[Excerpts from a dataset]

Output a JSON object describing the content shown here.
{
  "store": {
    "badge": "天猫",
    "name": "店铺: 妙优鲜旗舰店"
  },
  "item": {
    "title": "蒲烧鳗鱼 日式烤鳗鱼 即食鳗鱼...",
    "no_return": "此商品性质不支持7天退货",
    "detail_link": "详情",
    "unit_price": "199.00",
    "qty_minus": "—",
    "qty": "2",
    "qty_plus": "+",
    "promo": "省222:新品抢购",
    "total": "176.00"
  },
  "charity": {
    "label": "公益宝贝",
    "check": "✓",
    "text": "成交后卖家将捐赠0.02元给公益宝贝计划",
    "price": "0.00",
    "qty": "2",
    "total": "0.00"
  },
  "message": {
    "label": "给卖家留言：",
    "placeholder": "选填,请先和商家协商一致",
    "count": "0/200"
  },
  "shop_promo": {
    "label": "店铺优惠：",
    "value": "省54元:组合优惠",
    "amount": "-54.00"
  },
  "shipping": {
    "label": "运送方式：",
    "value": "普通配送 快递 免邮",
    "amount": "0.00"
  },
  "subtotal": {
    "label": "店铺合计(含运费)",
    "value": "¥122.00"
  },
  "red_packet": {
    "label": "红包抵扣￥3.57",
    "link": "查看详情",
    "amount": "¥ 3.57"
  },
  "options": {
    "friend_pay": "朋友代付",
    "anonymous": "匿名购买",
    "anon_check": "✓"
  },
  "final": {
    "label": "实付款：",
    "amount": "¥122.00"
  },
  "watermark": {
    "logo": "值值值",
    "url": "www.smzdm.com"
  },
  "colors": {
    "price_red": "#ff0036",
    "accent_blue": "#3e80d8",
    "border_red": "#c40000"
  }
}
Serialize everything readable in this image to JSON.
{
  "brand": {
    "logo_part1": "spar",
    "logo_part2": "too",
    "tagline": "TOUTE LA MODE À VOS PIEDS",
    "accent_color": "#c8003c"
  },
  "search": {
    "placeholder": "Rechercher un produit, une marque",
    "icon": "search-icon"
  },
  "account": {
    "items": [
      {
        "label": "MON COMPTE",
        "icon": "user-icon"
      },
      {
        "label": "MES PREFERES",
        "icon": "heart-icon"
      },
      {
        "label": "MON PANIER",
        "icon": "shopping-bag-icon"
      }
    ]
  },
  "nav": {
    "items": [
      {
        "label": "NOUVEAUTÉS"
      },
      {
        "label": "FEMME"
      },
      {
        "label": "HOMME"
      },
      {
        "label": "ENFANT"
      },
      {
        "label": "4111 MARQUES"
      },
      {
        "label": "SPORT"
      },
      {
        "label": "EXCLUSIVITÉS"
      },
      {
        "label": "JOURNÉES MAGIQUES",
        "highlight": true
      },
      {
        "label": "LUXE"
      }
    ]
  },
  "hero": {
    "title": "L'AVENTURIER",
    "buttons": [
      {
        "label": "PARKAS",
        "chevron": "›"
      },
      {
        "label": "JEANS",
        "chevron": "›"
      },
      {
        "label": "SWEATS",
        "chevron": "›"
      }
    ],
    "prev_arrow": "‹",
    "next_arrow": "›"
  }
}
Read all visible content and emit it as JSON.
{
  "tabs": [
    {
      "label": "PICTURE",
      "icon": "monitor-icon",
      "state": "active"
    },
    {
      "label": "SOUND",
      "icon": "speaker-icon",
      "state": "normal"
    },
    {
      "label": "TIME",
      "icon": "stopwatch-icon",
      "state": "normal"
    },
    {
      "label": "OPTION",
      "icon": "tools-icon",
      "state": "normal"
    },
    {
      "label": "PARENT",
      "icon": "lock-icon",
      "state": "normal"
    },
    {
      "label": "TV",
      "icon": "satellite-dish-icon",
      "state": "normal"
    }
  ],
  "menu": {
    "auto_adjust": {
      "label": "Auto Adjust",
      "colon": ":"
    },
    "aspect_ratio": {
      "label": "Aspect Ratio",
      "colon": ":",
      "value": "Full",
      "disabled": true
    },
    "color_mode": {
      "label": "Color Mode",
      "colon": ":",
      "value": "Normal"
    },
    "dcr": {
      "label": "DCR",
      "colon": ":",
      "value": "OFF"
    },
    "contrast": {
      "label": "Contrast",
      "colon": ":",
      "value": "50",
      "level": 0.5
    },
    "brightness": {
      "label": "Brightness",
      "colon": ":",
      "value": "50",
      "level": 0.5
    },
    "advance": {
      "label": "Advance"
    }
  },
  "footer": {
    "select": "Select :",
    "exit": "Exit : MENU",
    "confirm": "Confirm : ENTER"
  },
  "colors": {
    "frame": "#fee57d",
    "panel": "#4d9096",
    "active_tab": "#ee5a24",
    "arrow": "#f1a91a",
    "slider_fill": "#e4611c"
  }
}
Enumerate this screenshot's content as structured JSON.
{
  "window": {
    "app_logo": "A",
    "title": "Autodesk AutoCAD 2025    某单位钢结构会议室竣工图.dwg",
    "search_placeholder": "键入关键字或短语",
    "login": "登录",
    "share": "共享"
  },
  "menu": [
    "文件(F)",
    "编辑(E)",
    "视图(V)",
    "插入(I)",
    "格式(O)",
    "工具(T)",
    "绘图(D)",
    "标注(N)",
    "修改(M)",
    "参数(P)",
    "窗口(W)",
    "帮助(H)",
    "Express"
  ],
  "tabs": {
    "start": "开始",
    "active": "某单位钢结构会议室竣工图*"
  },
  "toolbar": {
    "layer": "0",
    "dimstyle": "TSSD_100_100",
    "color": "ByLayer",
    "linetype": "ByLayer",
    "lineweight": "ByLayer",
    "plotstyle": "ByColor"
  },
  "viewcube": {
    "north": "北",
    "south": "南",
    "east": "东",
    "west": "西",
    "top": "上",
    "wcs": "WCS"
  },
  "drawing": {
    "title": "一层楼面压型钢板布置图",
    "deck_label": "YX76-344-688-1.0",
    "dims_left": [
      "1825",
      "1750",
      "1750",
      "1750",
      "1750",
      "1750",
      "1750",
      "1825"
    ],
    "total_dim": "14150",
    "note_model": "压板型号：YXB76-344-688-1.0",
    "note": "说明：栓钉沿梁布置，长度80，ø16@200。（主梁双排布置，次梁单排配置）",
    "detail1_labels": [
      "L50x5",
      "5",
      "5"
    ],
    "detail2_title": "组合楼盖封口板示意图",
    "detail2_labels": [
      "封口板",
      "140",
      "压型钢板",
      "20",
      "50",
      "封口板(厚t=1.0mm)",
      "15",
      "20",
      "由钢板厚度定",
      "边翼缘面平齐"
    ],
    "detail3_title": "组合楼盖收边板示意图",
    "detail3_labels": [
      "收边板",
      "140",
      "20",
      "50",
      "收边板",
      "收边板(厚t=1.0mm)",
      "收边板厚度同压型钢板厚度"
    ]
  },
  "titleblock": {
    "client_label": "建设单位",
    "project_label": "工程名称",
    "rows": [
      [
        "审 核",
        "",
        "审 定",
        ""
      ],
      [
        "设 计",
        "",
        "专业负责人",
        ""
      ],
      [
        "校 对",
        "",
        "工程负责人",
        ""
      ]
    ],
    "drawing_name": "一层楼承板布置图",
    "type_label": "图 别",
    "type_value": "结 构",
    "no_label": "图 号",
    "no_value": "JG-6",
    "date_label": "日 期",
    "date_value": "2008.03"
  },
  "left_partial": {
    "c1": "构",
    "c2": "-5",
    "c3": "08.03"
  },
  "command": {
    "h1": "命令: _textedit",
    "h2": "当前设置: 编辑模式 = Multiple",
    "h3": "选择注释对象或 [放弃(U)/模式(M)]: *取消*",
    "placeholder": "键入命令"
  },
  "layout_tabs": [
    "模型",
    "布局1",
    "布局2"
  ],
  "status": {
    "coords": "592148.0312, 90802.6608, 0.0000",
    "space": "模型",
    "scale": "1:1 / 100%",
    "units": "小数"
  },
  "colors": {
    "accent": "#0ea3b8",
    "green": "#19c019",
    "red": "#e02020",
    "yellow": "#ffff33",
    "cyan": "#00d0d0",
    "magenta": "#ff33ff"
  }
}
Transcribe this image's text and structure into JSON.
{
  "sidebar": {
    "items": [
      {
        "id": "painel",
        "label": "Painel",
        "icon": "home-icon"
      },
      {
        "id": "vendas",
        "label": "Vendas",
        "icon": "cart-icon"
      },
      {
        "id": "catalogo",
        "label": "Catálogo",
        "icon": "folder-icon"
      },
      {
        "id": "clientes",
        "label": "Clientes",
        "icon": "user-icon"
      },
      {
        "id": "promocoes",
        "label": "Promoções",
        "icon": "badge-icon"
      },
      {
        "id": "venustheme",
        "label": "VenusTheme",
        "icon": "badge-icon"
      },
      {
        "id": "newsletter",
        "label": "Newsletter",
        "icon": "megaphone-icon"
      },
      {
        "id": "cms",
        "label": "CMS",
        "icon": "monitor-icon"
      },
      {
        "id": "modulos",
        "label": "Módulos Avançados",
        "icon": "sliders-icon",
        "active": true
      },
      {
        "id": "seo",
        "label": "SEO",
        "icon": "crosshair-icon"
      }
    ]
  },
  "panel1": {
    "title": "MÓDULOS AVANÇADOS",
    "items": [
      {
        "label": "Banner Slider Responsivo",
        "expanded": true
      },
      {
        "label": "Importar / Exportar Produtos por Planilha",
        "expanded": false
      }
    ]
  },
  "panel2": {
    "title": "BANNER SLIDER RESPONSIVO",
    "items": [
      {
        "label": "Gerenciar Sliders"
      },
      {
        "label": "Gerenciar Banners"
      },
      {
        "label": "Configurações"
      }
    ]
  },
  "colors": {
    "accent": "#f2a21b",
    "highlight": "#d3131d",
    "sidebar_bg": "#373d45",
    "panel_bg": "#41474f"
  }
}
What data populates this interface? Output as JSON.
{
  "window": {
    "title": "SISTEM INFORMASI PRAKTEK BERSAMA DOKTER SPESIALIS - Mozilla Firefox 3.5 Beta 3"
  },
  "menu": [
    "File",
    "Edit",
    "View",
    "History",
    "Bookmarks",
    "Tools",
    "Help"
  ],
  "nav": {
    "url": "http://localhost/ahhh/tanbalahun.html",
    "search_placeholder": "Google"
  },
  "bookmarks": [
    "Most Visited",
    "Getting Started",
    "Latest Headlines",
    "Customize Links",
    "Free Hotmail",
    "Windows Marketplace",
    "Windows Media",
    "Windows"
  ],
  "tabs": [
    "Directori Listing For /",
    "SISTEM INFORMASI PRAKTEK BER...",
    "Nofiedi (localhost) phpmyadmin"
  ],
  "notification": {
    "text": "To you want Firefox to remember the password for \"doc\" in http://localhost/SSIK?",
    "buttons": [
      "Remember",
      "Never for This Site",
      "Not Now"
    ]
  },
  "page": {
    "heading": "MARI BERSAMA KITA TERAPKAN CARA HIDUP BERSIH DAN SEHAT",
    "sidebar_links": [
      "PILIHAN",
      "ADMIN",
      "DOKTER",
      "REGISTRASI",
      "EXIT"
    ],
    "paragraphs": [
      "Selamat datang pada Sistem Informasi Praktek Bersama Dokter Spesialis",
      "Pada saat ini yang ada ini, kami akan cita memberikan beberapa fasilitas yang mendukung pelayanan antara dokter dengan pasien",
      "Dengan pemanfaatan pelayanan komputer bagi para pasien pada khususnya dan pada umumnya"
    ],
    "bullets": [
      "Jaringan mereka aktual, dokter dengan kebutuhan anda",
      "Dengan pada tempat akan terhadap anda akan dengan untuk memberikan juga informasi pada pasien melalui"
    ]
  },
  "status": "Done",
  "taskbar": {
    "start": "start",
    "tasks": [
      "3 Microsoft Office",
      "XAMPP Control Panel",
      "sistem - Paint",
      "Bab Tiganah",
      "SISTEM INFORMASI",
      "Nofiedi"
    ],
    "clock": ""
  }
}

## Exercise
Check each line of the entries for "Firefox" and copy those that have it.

## Result of the task
    "title": "SISTEM INFORMASI PRAKTEK BERSAMA DOKTER SPESIALIS - Mozilla Firefox 3.5 Beta 3"
    "text": "To you want Firefox to remember the password for \"doc\" in http://localhost/SSIK?",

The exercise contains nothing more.